The low point was “Bring Me Down,” Kanye’s rhythm&blah struggle against post-fame haters. Soundtrack strings and neo-mopey croons behind him, West rapped his piece head in hands: “They gon’ have to take my life ‘fore they take my drive.” Nasty press quotes scrolled down the projection screen—”Kanye can’t rap,” then “If West’s ego gets any bigger his head will explode.” As I scribbled a few down, the guy next to me pulled my pen. “Yo what you writing?” I told him I was reviewing the show. “Why?”
Forget the press—nothing, nobody can touch West right now. He knows this. And as on Late Registration, live West basked in the contradictions his genius affords him. Bright-light, hands-up weed advocacy in “Get Em High” turned one song later into the night’s coldest, most vicious snipe: “Bitch, is you smokin’ reefer?” The Just Blaze–produced “Touch the Sky” moved on up the Mayfield horns it samples into the show’s most triumphant and hope-giving moment—but that was only the first song. Soon after, for “Crack Music,” West turned angry, ranting incurably on the ghetto epidemic as the stage was doused in deep-red police floods. “God, how could you let this happen?”

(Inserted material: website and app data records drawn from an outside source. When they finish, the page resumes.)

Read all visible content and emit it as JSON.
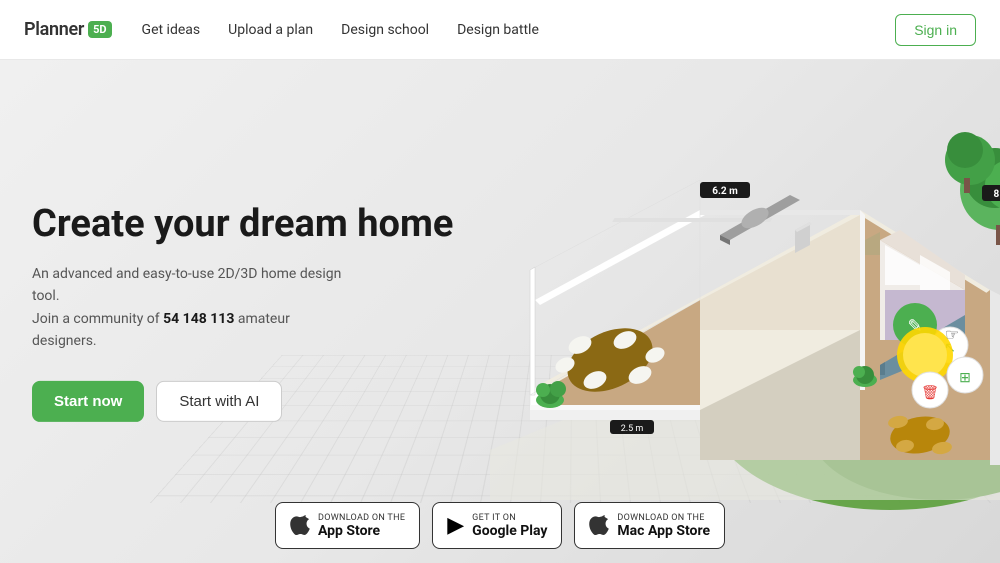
{
  "navbar": {
    "logo_text": "Planner",
    "logo_badge": "5D",
    "links": [
      {
        "label": "Get ideas",
        "id": "get-ideas"
      },
      {
        "label": "Upload a plan",
        "id": "upload-plan"
      },
      {
        "label": "Design school",
        "id": "design-school"
      },
      {
        "label": "Design battle",
        "id": "design-battle"
      }
    ],
    "signin_label": "Sign in"
  },
  "hero": {
    "title": "Create your dream home",
    "desc_line1": "An advanced and easy-to-use 2D/3D home design tool.",
    "desc_line2": "Join a community of",
    "community_count": "54 148 113",
    "desc_line3": "amateur designers.",
    "btn_start_now": "Start now",
    "btn_start_ai": "Start with AI"
  },
  "store_badges": [
    {
      "id": "app-store",
      "sub": "Download on the",
      "main": "App Store",
      "icon": "apple"
    },
    {
      "id": "google-play",
      "sub": "GET IT ON",
      "main": "Google Play",
      "icon": "play"
    },
    {
      "id": "mac-app-store",
      "sub": "Download on the",
      "main": "Mac App Store",
      "icon": "apple"
    }
  ]
}
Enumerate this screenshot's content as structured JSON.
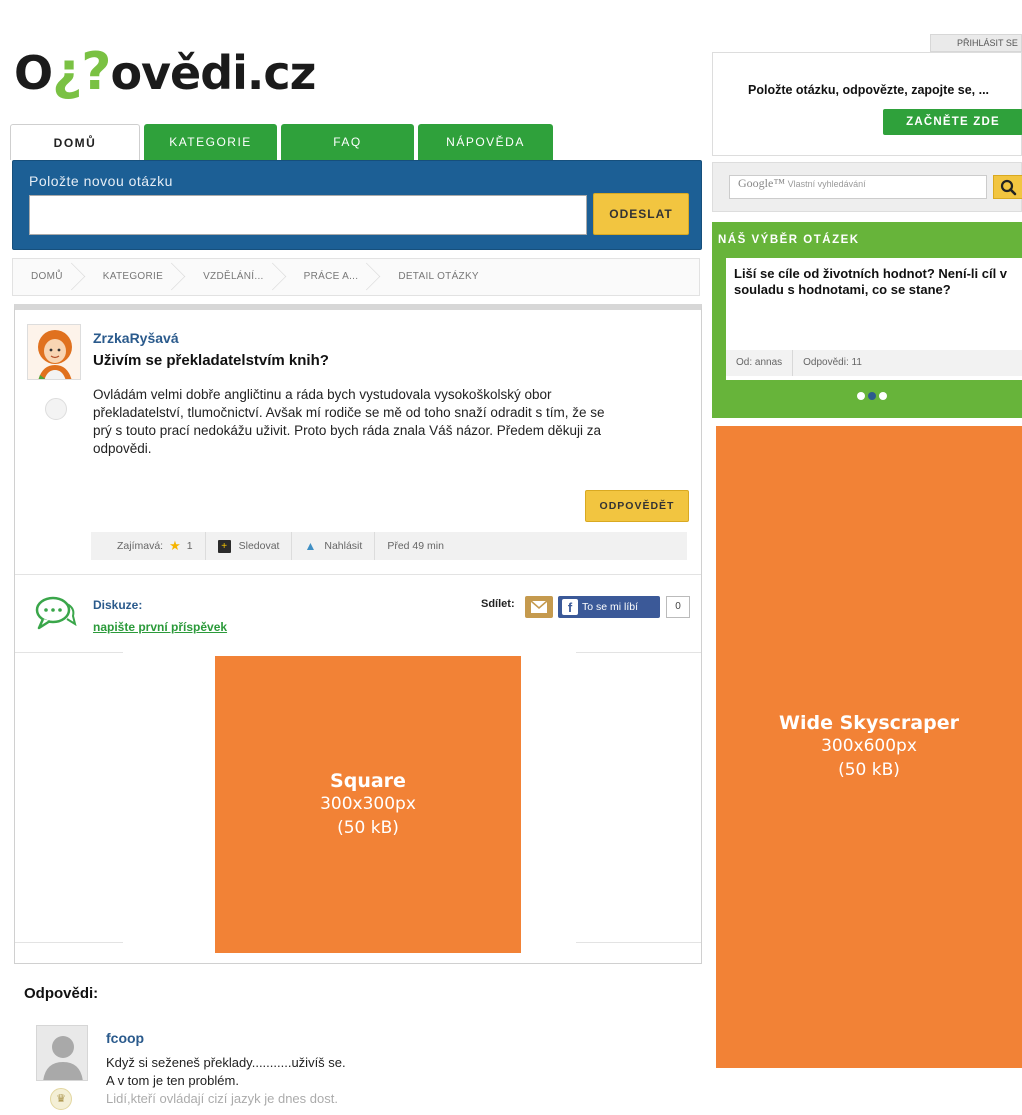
{
  "brand": {
    "logo_prefix": "O",
    "logo_mark": "¿?",
    "logo_suffix": "ovědi.cz"
  },
  "nav": {
    "tabs": [
      {
        "label": "DOMŮ",
        "active": true
      },
      {
        "label": "KATEGORIE",
        "active": false
      },
      {
        "label": "FAQ",
        "active": false
      },
      {
        "label": "NÁPOVĚDA",
        "active": false
      }
    ]
  },
  "ask": {
    "label": "Položte novou otázku",
    "input_value": "",
    "submit_label": "ODESLAT"
  },
  "breadcrumb": [
    "DOMŮ",
    "KATEGORIE",
    "VZDĚLÁNÍ...",
    "PRÁCE A...",
    "DETAIL OTÁZKY"
  ],
  "question": {
    "author": "ZrzkaRyšavá",
    "title": "Uživím se překladatelstvím knih?",
    "body_lines": [
      "Ovládám velmi dobře angličtinu a ráda bych vystudovala vysokoškolský obor",
      "překladatelství, tlumočnictví. Avšak mí rodiče se mě od toho snaží odradit s tím, že se",
      "prý s touto prací nedokážu uživit. Proto bych ráda znala Váš názor. Předem děkuji za",
      "odpovědi."
    ],
    "answer_button": "ODPOVĚDĚT",
    "meta": {
      "interesting_label": "Zajímavá:",
      "interesting_count": "1",
      "follow_label": "Sledovat",
      "report_label": "Nahlásit",
      "time": "Před 49 min"
    }
  },
  "discussion": {
    "label": "Diskuze:",
    "link": "napište první příspěvek",
    "share_label": "Sdílet:",
    "fb_like_label": "To se mi líbí",
    "fb_count": "0"
  },
  "ads": {
    "square": {
      "name": "Square",
      "size": "300x300px",
      "weight": "(50 kB)"
    },
    "skyscraper": {
      "name": "Wide Skyscraper",
      "size": "300x600px",
      "weight": "(50 kB)"
    },
    "color": "#f28236"
  },
  "answers": {
    "title": "Odpovědi:",
    "items": [
      {
        "author": "fcoop",
        "lines": [
          "Když si seženeš překlady...........uživíš se.",
          "A v tom je ten problém.",
          "Lidí,kteří ovládají cizí jazyk je dnes dost."
        ]
      }
    ]
  },
  "sidebar": {
    "login_label": "PŘIHLÁSIT SE",
    "promo_text": "Položte otázku, odpovězte, zapojte se, ...",
    "promo_button": "ZAČNĚTE ZDE",
    "search_brand": "Google™",
    "search_placeholder": "Vlastní vyhledávání",
    "pick": {
      "title": "NÁŠ VÝBĚR OTÁZEK",
      "question": "Liší se cíle od životních hodnot? Není-li cíl v souladu s hodnotami, co se stane?",
      "from": "Od: annas",
      "answers": "Odpovědi: 11",
      "active_dot": 1
    }
  },
  "colors": {
    "green": "#2fa13b",
    "blue": "#1c5f95",
    "yellow": "#f2c540",
    "link_blue": "#2a5a8c"
  }
}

The pull ‘n’ tug of West’s repertoire kept the show from building momentum, but the loose song-to-song narrative kept it moving: Before West could work the grave shift in “Spaceship,” he had to “drive slow,” and so on. Expected anymore to stop by for these things, Jay-Z gave a “surprise” encore performance of “Encore” and “P.S.A.,” which counted for the night’s Big Moments. But more tellingly, people were bummed “we only got Jay-Z”—no Cam’ron for “Gone.” Maybe—maybe—Jay should stop reintroducing himself.
Afterward the exiting mess of age and race and sex buzzed in awe that Nine Inch Nails played the MSG stadium while West just did the theater—especially since West clearly appeals to so many more and different people. Who knows why, and it was still the MSG theater, but check this: “White people,” West had quipped during the chorus of “Crack Music,” “this is your only chance to say ‘nigga’—take advantage of it!” It’s possible that, even at this height of cockiness and popularity, he’s impossible to overflatter.
This article from the Village Voice Archive was posted on November 8, 2005